* [What is required]:
Set every entry down again, unchanged, picture-free.

(App and web page records)
━━━━━━━━━━
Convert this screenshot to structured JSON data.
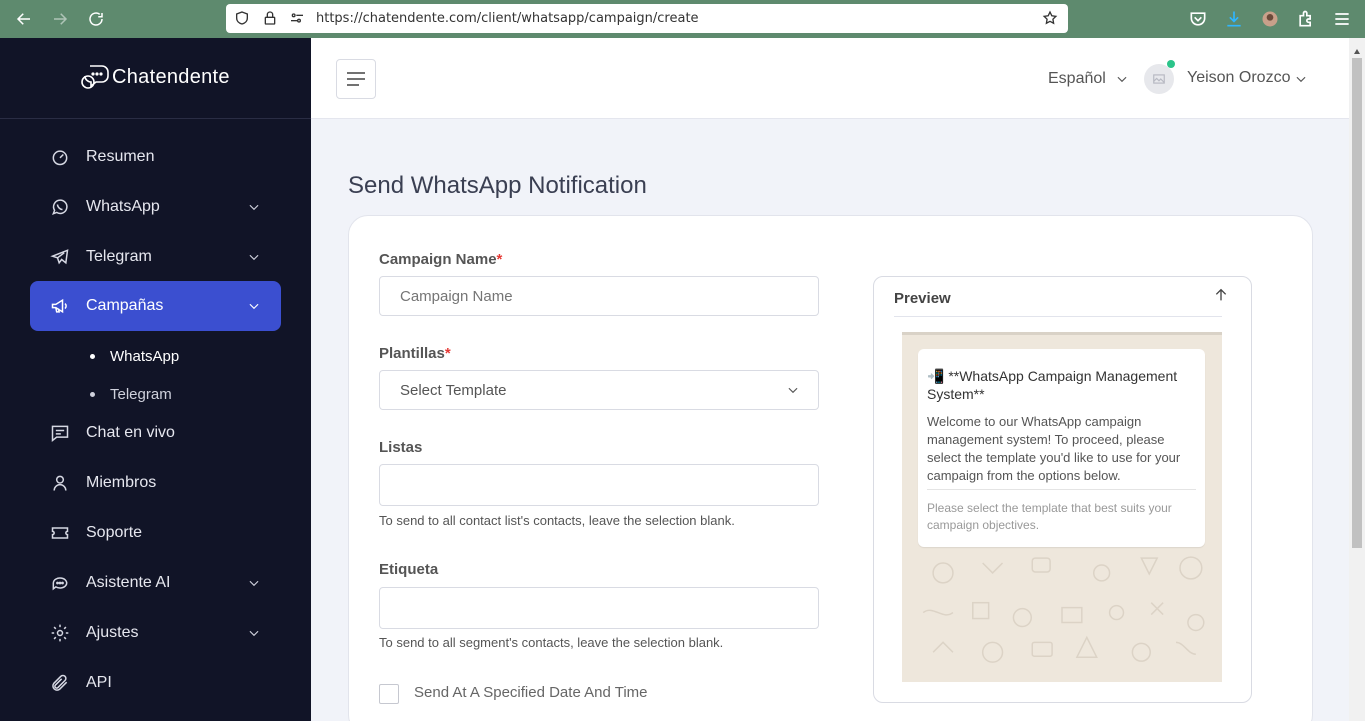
{
  "browser": {
    "url": "https://chatendente.com/client/whatsapp/campaign/create"
  },
  "brand": {
    "name": "Chatendente"
  },
  "sidebar": {
    "items": [
      {
        "label": "Resumen",
        "icon": "dashboard-icon"
      },
      {
        "label": "WhatsApp",
        "icon": "whatsapp-icon"
      },
      {
        "label": "Telegram",
        "icon": "telegram-icon"
      },
      {
        "label": "Campañas",
        "icon": "megaphone-icon"
      },
      {
        "label": "Chat en vivo",
        "icon": "chat-icon"
      },
      {
        "label": "Miembros",
        "icon": "user-icon"
      },
      {
        "label": "Soporte",
        "icon": "ticket-icon"
      },
      {
        "label": "Asistente AI",
        "icon": "bot-icon"
      },
      {
        "label": "Ajustes",
        "icon": "gear-icon"
      },
      {
        "label": "API",
        "icon": "paperclip-icon"
      }
    ],
    "subitems": [
      {
        "label": "WhatsApp"
      },
      {
        "label": "Telegram"
      }
    ]
  },
  "header": {
    "language": "Español",
    "user_name": "Yeison Orozco"
  },
  "page": {
    "title": "Send WhatsApp Notification"
  },
  "form": {
    "campaign_name_label": "Campaign Name",
    "campaign_name_placeholder": "Campaign Name",
    "templates_label": "Plantillas",
    "templates_placeholder": "Select Template",
    "lists_label": "Listas",
    "lists_help": "To send to all contact list's contacts, leave the selection blank.",
    "tag_label": "Etiqueta",
    "tag_help": "To send to all segment's contacts, leave the selection blank.",
    "schedule_label": "Send At A Specified Date And Time",
    "required_mark": "*"
  },
  "preview": {
    "title": "Preview",
    "message_title": "📲 **WhatsApp Campaign Management System**",
    "message_body": "Welcome to our WhatsApp campaign management system! To proceed, please select the template you'd like to use for your campaign from the options below.",
    "message_footer": "Please select the template that best suits your campaign objectives."
  },
  "colors": {
    "sidebar_bg": "#111427",
    "accent": "#3b4fd0",
    "browser_bar": "#5e8a6e",
    "required": "#e53935",
    "online": "#2bc48a"
  }
}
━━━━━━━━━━
* [Task solution]:
Convert this screenshot to structured JSON data.
{
  "browser": {
    "url": "https://chatendente.com/client/whatsapp/campaign/create"
  },
  "brand": {
    "name": "Chatendente"
  },
  "sidebar": {
    "items": [
      {
        "label": "Resumen",
        "icon": "dashboard-icon"
      },
      {
        "label": "WhatsApp",
        "icon": "whatsapp-icon"
      },
      {
        "label": "Telegram",
        "icon": "telegram-icon"
      },
      {
        "label": "Campañas",
        "icon": "megaphone-icon"
      },
      {
        "label": "Chat en vivo",
        "icon": "chat-icon"
      },
      {
        "label": "Miembros",
        "icon": "user-icon"
      },
      {
        "label": "Soporte",
        "icon": "ticket-icon"
      },
      {
        "label": "Asistente AI",
        "icon": "bot-icon"
      },
      {
        "label": "Ajustes",
        "icon": "gear-icon"
      },
      {
        "label": "API",
        "icon": "paperclip-icon"
      }
    ],
    "subitems": [
      {
        "label": "WhatsApp"
      },
      {
        "label": "Telegram"
      }
    ]
  },
  "header": {
    "language": "Español",
    "user_name": "Yeison Orozco"
  },
  "page": {
    "title": "Send WhatsApp Notification"
  },
  "form": {
    "campaign_name_label": "Campaign Name",
    "campaign_name_placeholder": "Campaign Name",
    "templates_label": "Plantillas",
    "templates_placeholder": "Select Template",
    "lists_label": "Listas",
    "lists_help": "To send to all contact list's contacts, leave the selection blank.",
    "tag_label": "Etiqueta",
    "tag_help": "To send to all segment's contacts, leave the selection blank.",
    "schedule_label": "Send At A Specified Date And Time",
    "required_mark": "*"
  },
  "preview": {
    "title": "Preview",
    "message_title": "📲 **WhatsApp Campaign Management System**",
    "message_body": "Welcome to our WhatsApp campaign management system! To proceed, please select the template you'd like to use for your campaign from the options below.",
    "message_footer": "Please select the template that best suits your campaign objectives."
  },
  "colors": {
    "sidebar_bg": "#111427",
    "accent": "#3b4fd0",
    "browser_bar": "#5e8a6e",
    "required": "#e53935",
    "online": "#2bc48a"
  }
}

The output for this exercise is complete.